Search the entries below for the word "username", then copy each line in which it is found.
--- Data supplied Enclosed Below ---
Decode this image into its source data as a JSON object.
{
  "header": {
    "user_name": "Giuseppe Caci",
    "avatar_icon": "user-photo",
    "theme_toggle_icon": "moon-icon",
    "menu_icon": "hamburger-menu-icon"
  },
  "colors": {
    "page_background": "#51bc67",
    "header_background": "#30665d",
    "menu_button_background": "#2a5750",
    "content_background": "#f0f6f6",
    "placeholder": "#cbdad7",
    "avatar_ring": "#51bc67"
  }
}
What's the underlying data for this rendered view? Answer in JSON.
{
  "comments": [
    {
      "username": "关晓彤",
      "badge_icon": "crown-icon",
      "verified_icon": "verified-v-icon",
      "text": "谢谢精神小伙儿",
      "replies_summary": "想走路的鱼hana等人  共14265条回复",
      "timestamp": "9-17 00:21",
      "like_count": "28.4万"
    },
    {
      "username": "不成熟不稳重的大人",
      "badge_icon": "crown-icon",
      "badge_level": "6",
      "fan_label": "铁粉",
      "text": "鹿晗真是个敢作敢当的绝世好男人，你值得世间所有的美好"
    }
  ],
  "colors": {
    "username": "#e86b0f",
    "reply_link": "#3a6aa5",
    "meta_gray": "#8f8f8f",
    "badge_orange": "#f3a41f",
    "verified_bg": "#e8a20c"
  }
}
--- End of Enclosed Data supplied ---
**Exercise result**:
      "username": "关晓彤",
      "username": "不成熟不稳重的大人",
    "username": "#e86b0f",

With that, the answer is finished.